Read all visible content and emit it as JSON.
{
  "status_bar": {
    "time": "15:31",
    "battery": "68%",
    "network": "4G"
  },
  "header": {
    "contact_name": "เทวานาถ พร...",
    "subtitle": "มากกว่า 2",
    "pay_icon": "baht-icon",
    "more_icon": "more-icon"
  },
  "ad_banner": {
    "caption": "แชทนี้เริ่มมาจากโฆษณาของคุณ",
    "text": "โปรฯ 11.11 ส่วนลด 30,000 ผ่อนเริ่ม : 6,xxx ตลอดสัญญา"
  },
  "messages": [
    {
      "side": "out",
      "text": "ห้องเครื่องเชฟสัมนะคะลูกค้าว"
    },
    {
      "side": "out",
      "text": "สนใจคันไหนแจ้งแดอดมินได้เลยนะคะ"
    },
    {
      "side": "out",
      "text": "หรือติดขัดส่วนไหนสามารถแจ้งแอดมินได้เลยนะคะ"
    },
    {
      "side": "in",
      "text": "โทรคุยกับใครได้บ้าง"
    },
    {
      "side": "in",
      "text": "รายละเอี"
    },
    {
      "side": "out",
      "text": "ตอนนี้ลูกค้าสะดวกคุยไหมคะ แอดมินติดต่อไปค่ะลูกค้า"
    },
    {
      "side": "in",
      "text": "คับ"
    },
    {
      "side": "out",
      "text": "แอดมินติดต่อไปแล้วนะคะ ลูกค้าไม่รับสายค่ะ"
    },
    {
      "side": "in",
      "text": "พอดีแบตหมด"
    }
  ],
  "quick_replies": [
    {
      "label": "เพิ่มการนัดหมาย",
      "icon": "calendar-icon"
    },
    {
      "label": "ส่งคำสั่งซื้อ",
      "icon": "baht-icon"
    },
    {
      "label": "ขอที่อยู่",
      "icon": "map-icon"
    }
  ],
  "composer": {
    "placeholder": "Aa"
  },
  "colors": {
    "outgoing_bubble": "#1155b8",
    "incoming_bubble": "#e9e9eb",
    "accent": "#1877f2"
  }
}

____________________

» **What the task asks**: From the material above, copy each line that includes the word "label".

» **Result of this task**:
      "label": "เพิ่มการนัดหมาย",
      "label": "ส่งคำสั่งซื้อ",
      "label": "ขอที่อยู่",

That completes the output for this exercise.